Mission Afghanistan: Biometrics
Part 4: A Measure of Progress
The fully portable biometrics equipment includes laptop computers and digital fingerprint and retina scanners.
As of last November, 300,000 Afghans had been enrolled in the program, from soldiers and police to criminals in prison.
The Afghan biometrics program was barely off the ground when it started having an impact.
Formally established in late 2009 to collect the fingerprints, iris scans, and facial images of Afghan national security forces, the program’s initial goal was to keep criminals and Taliban insurgents from infiltrating the army and police force. But information sharing—with partners like the FBI—is also a key component of the program.
“The FBI has collected thousands of latent prints from the battlefield in Afghanistan,” said Special Agent Janeen DiGuiseppi, our liaison officer in Kabul for the biometrics program. “When the Afghans started enrolling people, we began to cross-check our records with theirs.”
In fact, when they searched their database, the Afghans identified the 82nd unidentified latent print the FBI passed to them and found that it belonged to an individual they had arrested a few months before as an accessory to a crime. The individual’s prints had originally been collected in 2007 in connection with a different crime.

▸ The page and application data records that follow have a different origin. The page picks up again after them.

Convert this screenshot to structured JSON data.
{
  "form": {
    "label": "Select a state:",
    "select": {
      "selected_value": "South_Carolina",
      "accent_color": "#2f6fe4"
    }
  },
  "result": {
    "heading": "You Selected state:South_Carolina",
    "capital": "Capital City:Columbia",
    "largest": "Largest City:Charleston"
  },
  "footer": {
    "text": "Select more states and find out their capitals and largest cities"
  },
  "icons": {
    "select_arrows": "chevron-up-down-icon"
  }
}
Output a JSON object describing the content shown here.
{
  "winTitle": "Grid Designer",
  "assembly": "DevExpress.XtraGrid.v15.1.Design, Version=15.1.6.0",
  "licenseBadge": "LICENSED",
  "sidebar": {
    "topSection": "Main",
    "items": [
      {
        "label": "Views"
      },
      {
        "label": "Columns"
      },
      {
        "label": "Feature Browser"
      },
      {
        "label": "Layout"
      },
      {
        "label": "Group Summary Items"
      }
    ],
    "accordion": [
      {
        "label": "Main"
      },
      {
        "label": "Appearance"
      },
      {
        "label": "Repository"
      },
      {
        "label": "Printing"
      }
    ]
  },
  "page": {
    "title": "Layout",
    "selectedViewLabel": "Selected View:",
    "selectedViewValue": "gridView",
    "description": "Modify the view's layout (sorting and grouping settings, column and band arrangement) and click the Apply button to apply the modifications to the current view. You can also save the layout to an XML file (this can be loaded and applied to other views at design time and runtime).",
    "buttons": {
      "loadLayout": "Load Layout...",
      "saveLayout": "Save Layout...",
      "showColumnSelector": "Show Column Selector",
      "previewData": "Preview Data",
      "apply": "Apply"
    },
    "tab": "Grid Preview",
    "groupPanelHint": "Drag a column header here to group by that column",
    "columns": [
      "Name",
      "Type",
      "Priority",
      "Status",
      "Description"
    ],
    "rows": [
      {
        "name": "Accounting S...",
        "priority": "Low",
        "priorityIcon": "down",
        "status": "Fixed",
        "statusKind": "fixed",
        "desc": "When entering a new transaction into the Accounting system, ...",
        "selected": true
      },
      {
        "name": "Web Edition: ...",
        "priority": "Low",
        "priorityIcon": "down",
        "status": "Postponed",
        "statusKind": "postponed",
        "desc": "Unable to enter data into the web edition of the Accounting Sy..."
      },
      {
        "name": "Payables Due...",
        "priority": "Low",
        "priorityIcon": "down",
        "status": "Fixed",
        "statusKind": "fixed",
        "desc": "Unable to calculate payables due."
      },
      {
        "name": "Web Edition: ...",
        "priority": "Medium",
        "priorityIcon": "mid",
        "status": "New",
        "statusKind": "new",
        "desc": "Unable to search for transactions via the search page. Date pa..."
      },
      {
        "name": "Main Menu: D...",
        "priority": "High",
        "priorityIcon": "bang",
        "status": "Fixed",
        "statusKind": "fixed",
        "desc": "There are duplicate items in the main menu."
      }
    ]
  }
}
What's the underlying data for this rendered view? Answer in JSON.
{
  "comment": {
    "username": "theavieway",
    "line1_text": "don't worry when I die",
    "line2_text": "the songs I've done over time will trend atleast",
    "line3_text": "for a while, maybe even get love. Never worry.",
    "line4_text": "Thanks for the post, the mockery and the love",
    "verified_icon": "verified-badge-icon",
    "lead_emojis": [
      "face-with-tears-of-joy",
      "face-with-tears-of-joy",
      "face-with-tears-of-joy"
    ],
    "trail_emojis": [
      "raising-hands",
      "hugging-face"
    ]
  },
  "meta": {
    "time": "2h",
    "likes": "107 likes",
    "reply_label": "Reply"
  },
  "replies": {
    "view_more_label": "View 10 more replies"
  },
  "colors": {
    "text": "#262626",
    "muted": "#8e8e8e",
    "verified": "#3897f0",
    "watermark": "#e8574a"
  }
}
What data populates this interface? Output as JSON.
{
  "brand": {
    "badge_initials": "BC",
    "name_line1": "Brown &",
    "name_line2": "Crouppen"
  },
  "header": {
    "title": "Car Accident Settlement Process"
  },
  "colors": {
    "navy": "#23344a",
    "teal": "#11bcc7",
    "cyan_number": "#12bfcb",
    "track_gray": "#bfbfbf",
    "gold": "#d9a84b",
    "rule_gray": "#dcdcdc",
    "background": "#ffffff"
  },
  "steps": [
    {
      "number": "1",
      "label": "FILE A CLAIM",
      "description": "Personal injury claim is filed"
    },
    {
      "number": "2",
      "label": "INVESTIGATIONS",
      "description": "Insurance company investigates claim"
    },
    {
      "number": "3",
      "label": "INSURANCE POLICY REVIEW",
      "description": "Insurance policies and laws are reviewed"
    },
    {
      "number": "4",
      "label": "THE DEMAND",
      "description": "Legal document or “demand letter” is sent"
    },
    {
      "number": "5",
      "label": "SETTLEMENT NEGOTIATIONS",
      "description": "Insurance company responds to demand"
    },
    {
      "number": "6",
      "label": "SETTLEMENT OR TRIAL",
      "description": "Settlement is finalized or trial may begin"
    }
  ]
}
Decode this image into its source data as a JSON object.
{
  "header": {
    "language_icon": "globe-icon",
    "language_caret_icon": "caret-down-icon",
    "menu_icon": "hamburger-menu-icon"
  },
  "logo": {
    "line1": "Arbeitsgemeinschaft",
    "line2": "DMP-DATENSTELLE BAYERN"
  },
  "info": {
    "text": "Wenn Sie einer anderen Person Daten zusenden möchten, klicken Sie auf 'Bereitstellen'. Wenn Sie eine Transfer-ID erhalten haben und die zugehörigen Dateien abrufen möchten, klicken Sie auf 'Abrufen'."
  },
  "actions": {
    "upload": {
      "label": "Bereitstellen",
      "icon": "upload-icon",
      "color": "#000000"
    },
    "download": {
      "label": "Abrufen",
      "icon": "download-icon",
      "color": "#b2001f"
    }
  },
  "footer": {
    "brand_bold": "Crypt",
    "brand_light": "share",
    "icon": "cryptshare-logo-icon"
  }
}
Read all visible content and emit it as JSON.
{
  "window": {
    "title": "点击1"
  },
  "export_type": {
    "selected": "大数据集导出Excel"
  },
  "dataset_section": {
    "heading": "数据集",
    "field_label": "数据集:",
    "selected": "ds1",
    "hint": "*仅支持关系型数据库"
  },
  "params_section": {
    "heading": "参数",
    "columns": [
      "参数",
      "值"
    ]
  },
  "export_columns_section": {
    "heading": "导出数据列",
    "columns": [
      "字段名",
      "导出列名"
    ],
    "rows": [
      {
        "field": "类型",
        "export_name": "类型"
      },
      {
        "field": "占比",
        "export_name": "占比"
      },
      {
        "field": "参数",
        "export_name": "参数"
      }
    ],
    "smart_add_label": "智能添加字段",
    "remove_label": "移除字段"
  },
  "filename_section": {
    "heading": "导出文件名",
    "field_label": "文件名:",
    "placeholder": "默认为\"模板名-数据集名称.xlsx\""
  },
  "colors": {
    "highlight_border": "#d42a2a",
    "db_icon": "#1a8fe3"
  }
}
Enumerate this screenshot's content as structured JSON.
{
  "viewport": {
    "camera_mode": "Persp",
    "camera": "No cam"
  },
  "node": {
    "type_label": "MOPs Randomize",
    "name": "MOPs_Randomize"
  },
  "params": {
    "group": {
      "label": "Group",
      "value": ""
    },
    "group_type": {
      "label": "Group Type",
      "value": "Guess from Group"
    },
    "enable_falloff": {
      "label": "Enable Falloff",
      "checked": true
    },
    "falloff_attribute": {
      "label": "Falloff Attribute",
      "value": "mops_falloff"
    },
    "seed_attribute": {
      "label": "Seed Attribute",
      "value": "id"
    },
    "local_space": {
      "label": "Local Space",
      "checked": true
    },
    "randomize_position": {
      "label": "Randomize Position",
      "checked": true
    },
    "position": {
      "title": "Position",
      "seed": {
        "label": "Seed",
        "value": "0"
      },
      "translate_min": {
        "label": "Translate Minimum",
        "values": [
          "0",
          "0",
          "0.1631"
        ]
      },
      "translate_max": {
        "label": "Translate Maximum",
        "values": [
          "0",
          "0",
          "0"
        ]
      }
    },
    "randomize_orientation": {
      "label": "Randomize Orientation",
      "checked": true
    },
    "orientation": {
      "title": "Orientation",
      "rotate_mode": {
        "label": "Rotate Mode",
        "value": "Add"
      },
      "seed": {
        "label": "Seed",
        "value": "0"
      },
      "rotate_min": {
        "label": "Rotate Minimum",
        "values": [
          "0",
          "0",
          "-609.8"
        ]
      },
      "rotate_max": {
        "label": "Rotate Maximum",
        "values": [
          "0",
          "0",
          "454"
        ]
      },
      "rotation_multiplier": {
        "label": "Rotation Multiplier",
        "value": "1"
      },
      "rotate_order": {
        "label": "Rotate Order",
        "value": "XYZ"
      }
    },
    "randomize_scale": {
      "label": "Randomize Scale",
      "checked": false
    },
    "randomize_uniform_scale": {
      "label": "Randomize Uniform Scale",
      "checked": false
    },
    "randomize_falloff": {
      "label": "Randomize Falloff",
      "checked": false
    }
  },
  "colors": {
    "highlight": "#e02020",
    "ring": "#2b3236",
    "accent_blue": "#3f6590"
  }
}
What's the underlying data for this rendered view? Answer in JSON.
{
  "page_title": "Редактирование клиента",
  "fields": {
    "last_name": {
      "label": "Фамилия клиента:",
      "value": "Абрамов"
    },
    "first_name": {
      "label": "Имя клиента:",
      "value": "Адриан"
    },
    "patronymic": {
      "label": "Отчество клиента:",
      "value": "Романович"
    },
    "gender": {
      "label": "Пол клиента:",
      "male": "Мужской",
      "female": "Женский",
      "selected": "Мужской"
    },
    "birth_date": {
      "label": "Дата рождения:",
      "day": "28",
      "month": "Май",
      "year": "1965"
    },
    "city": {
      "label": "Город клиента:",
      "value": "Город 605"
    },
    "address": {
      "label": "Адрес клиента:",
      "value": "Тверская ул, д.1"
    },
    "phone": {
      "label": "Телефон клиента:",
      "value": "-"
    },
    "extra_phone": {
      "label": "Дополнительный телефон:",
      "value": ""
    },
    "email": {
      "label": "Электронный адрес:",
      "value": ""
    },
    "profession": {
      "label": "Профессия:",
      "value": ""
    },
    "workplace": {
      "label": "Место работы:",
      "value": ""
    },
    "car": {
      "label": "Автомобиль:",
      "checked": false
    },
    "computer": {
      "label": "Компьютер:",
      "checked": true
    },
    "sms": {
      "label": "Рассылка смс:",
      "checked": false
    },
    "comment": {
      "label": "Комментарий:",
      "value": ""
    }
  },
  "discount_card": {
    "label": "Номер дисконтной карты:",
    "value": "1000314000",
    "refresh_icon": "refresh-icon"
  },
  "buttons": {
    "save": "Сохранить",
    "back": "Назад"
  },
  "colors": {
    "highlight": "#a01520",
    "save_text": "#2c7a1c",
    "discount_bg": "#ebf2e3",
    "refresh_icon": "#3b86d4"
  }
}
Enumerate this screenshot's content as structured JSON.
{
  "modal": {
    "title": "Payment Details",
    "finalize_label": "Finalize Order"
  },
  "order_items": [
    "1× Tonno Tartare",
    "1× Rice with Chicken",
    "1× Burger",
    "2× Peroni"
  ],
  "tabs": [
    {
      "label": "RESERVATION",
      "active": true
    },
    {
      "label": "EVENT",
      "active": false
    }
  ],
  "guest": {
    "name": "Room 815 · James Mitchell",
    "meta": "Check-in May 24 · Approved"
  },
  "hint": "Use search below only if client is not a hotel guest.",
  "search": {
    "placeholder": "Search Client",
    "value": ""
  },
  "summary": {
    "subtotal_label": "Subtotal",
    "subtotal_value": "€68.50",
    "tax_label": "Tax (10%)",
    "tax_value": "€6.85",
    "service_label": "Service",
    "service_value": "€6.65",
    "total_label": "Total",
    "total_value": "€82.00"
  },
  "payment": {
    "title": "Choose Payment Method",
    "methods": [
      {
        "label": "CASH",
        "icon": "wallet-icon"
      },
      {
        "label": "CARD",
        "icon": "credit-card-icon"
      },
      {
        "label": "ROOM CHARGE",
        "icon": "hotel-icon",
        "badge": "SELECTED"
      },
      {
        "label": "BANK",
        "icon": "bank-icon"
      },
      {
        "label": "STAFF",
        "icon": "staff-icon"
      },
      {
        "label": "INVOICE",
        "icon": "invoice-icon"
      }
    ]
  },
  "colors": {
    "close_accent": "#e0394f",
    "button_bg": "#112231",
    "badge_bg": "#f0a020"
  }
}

“We were able to give the Afghans information to help them prosecute the case,” DiGuiseppi said. “That’s exactly the kind of information exchange we are looking for—going both ways. It helps solve crimes, and it enhances security for Afghans and Americans in the war theater.”
Entrance to biometrics facility at the Ministry of Interior in Kabul.
The biometric program answers two basic questions, said Air Force Lt. Col. Cristiano Marchiori, an advisor to the program: “Who are you, and are you a bad guy?” Already 300,000 Afghans have been enrolled, from soldiers and police to criminals in prison. The ability of the Afghans to collect, store, and match this data against other sources of information is an invaluable tool as the government strives to prevent fraud and corruption.
The centerpiece of the program is the Afghan Automated Biometric Identification System (AABIS), administered by about 50 Afghans at the Ministry of Interior in Kabul. The FBI supports the effort through training and mentoring, along with data sharing, said DiGuiseppi. “So far it’s been a great partnership. And as the program grows, it will become even more useful.”
At the biometrics offices, three shifts of examiners catalog and check fingerprints on large computer screens, while technicians prepare “jump kits”—laptop computers, scanners, and other equipment used in the field to collect fingerprints, facial images, and iris scans. The Afghan colonel who supervises the program emphasized that Afghans are doing all the collections and maintaining the database, but he readily acknowledged the FBI’s role in the program. “We are very thankful for the FBI’s help and their willingness to train and assist us,” he said.
Afghan Ministry of Interior officials plan to use the biometrics program to enroll
eight million citizens as part of a national ID effort.
The partnership is mutually beneficial. “A strong Afghan biometric program reduces the enemy’s anonymity and his capability to operate anonymously in the battle space,” said Marchiori. “If we have one unique identifier—a set of prints, an iris scan—it’s hard for the enemy to hide among the population when he’s trying to register a vehicle or vote or move around the country freely.”
Afghan Ministry of Interior officials plan to use the biometrics program to enroll eight million citizens as part of a national ID effort. “This is for the betterment of the country,” one Afghan official said. “This is for security and for helping the Afghan people.”
- FBI’s International Operations website
- Pre-deployment Training series
About This Series
FBI.gov recently traveled to Afghanistan to report on the Bureau’s important mission in the war zone. In the coming weeks we will highlight the work of the FBI’s dedicated men and women who volunteer for what is often a difficult and dangerous assignment.
Part 1: Our Role in a War Zone | Video
Part 2: Major Crimes Task Force | Video
Part 3: Contract Corruption
Part 4: Biometrics a Measure of Progress
Part 5: Humanitarian Effort in the War Zone | Video
Part 6: Analysts in the War Zone
Part 7: Early Presence in War Zone | Video
Part 8: A Model for the Future | Video